Saturday, August 26, 2017
Sunday, August 13, 2017
Thursday, August 10, 2017
Thursday, August 3, 2017
Friday, July 14, 2017
High Summer is upon us. Although I have yet to change the altar - it's still dressed with the kids' report cards and end-of-school paraphernalia - the preserving season has begun, and cannot be ignored.
This year, I've decided to try and keep an accurate record of all the preserving I do. So far, I had only posted one entry, and that consisted of:
Four quarts salsa ranchera
four pints pickled jalapeños
three pints pickled beets (all from a single beet bigger than baby's head)

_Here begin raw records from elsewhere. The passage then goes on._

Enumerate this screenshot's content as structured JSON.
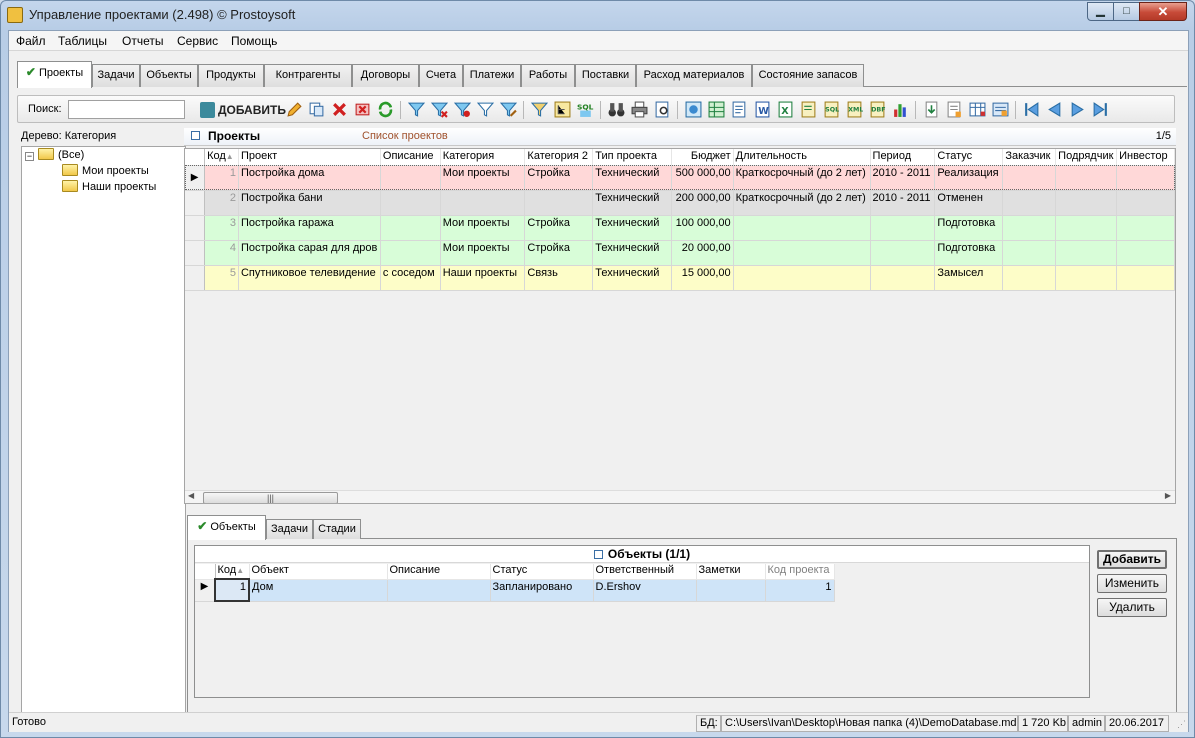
{
  "window": {
    "title": "Управление проектами (2.498) © Prostoysoft"
  },
  "menu": [
    "Файл",
    "Таблицы",
    "Отчеты",
    "Сервис",
    "Помощь"
  ],
  "tabs": [
    "Проекты",
    "Задачи",
    "Объекты",
    "Продукты",
    "Контрагенты",
    "Договоры",
    "Счета",
    "Платежи",
    "Работы",
    "Поставки",
    "Расход материалов",
    "Состояние запасов"
  ],
  "toolbar": {
    "search_label": "Поиск:",
    "search_value": "",
    "add_label": "ДОБАВИТЬ"
  },
  "tree": {
    "label": "Дерево: Категория",
    "root": "(Все)",
    "items": [
      "Мои проекты",
      "Наши проекты"
    ]
  },
  "projects": {
    "title": "Проекты",
    "subtitle": "Список проектов",
    "counter": "1/5",
    "columns": [
      "Код",
      "Проект",
      "Описание",
      "Категория",
      "Категория 2",
      "Тип проекта",
      "Бюджет",
      "Длительность",
      "Период",
      "Статус",
      "Заказчик",
      "Подрядчик",
      "Инвестор"
    ],
    "rows": [
      {
        "id": "1",
        "name": "Постройка дома",
        "desc": "",
        "cat": "Мои проекты",
        "cat2": "Стройка",
        "type": "Технический",
        "budget": "500 000,00",
        "duration": "Краткосрочный (до 2 лет)",
        "period": "2010 - 2011",
        "status": "Реализация",
        "color": "#ffd8d8"
      },
      {
        "id": "2",
        "name": "Постройка бани",
        "desc": "",
        "cat": "",
        "cat2": "",
        "type": "Технический",
        "budget": "200 000,00",
        "duration": "Краткосрочный (до 2 лет)",
        "period": "2010 - 2011",
        "status": "Отменен",
        "color": "#e0e0e0"
      },
      {
        "id": "3",
        "name": "Постройка гаража",
        "desc": "",
        "cat": "Мои проекты",
        "cat2": "Стройка",
        "type": "Технический",
        "budget": "100 000,00",
        "duration": "",
        "period": "",
        "status": "Подготовка",
        "color": "#d8fdd8"
      },
      {
        "id": "4",
        "name": "Постройка сарая для дров",
        "desc": "",
        "cat": "Мои проекты",
        "cat2": "Стройка",
        "type": "Технический",
        "budget": "20 000,00",
        "duration": "",
        "period": "",
        "status": "Подготовка",
        "color": "#d8fdd8"
      },
      {
        "id": "5",
        "name": "Спутниковое телевидение",
        "desc": "с соседом",
        "cat": "Наши проекты",
        "cat2": "Связь",
        "type": "Технический",
        "budget": "15 000,00",
        "duration": "",
        "period": "",
        "status": "Замысел",
        "color": "#fdfdc8"
      }
    ]
  },
  "subtabs": [
    "Объекты",
    "Задачи",
    "Стадии"
  ],
  "objects": {
    "title": "Объекты (1/1)",
    "columns": [
      "Код",
      "Объект",
      "Описание",
      "Статус",
      "Ответственный",
      "Заметки",
      "Код проекта"
    ],
    "rows": [
      {
        "id": "1",
        "name": "Дом",
        "desc": "",
        "status": "Запланировано",
        "owner": "D.Ershov",
        "notes": "",
        "project": "1"
      }
    ],
    "buttons": {
      "add": "Добавить",
      "edit": "Изменить",
      "delete": "Удалить"
    }
  },
  "status": {
    "ready": "Готово",
    "db_label": "БД:",
    "db_path": "C:\\Users\\Ivan\\Desktop\\Новая папка (4)\\DemoDatabase.mdb",
    "size": "1 720 Kb",
    "user": "admin",
    "date": "20.06.2017"
  },
  "colors": {
    "accent": "#2b8a2b",
    "title_bar": "#c4d6ec",
    "selection": "#cfe4f8"
  },
  "icons": [
    "filter-icon",
    "binoculars-icon",
    "print-icon",
    "export-excel-icon",
    "sql-icon",
    "first-record-icon",
    "prev-record-icon",
    "next-record-icon",
    "last-record-icon"
  ]
}
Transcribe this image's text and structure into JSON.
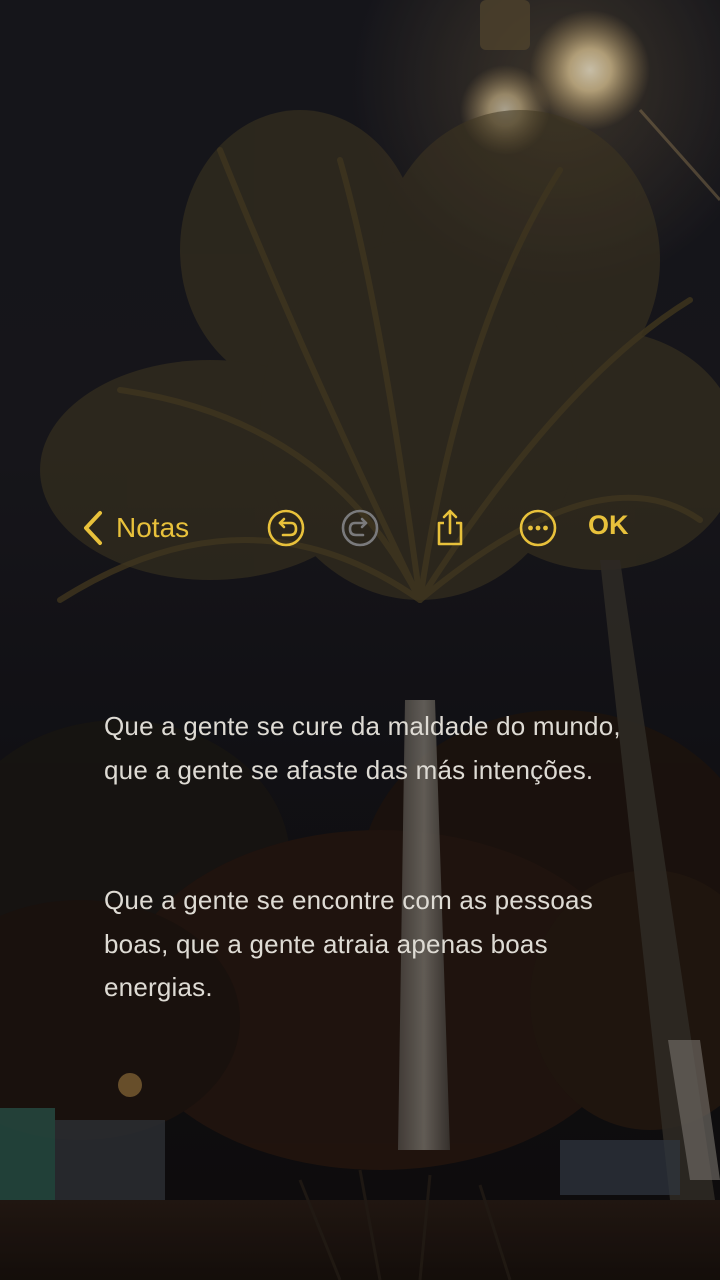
{
  "toolbar": {
    "back_label": "Notas",
    "ok_label": "OK",
    "accent_color": "#e8c13b",
    "disabled_color": "#7a7a7c",
    "icons": {
      "back": "chevron-left-icon",
      "undo": "undo-icon",
      "redo": "redo-icon",
      "share": "share-icon",
      "more": "more-options-icon"
    },
    "redo_enabled": false
  },
  "note": {
    "paragraphs": [
      "Que a gente se cure da maldade do mundo, que a gente se afaste das más intenções.",
      "Que a gente se encontre com as pessoas boas, que a gente atraia apenas boas energias."
    ],
    "text_color": "#dedbd4"
  },
  "background": {
    "scene": "night sky with palm tree and street light",
    "sky_color": "#1b1b22"
  }
}
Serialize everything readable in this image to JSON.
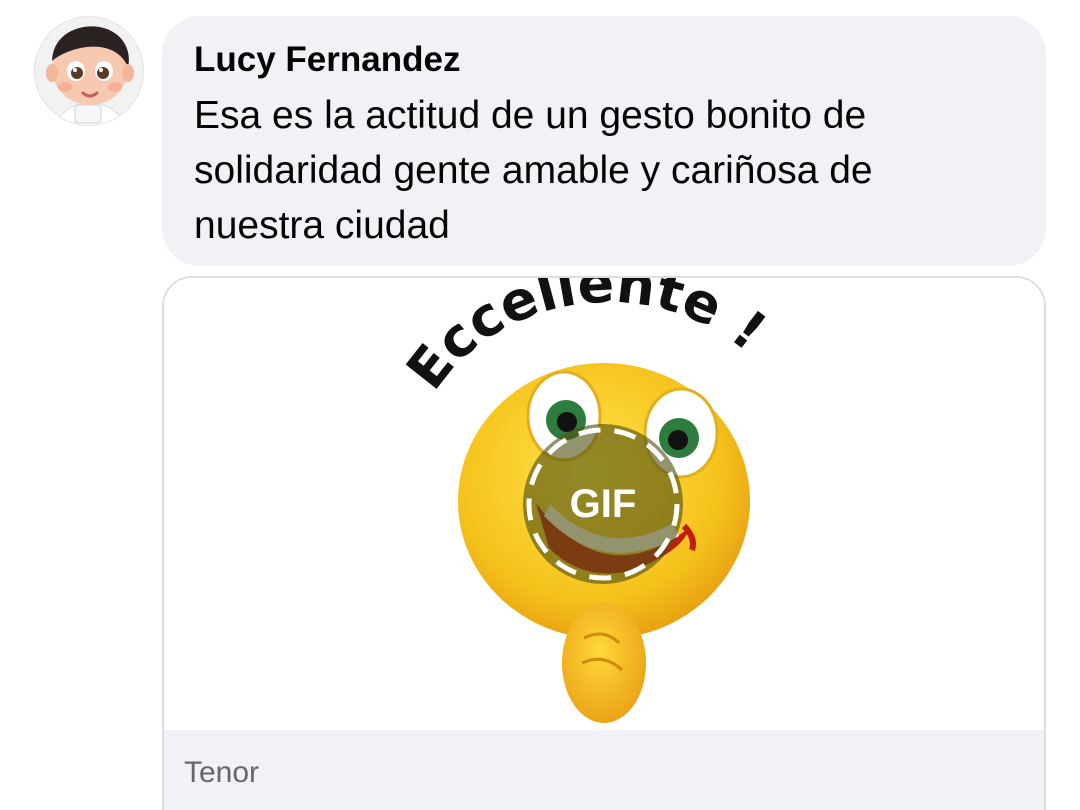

Today I can add:
four MORE quarts salsa ranchera
three gallons kosher dills
for a running total of eight quarts salsa; 4 pints jalapeños; three pints beets; and three gallons dill pickles.
This is not counting cheese, since I still haven't figured out how to "preserve" cheese for longer than a few weeks. We either eat it fresh, or it molds.
Pickles make me happy. I love real lacto-fermentation, and I love real kosher dills. Last year, I made a ridiculous quantity of pickles; far more than we could eat, but luckily I found a neighbor who owns a dairy and cheesemaking operation who traded me pickles for cheese. Cheese that can, unlike my own, be stored and aged. Hopefully she is still interested in pickles this year, because three gallons of pickles is a lot.
Thursday, July 6, 2017
It's been a hard week on the farm for animals. Aside from Haku's accident on the highway (not fatal, thank God), we have had to put down two other animals. My daughter's pet ferret, Commodore, who was seven years old and full of tumors, and Rosie Pony.
Whatever sort of equine Rosie had been crossed with, it wasn't a shetland pony. Poppy quickly grew to be larger than her dam. And kept growing. Eventually, she grew into a sturdy 12 1/2 hands. Rosie was an excellent mama. For years I tried to interest my children in riding. They showed a few fits and starts of interest, but neither of them showed the kind of sustained interest that would justify putting large amounts of money into professional training for Poppy. So eventually, a couple of years ago, I decided to give her away to a family who would invest the time and money into her her that we couldn't. It was very sad, but I don't doubt it was the right decision. The family I chose, after much deliberation, has three little girls of just the right ages to grow up with a pony, and a next door neighbor and family friend who is a horse trainer. They promised to let me visit Poppy sometimes.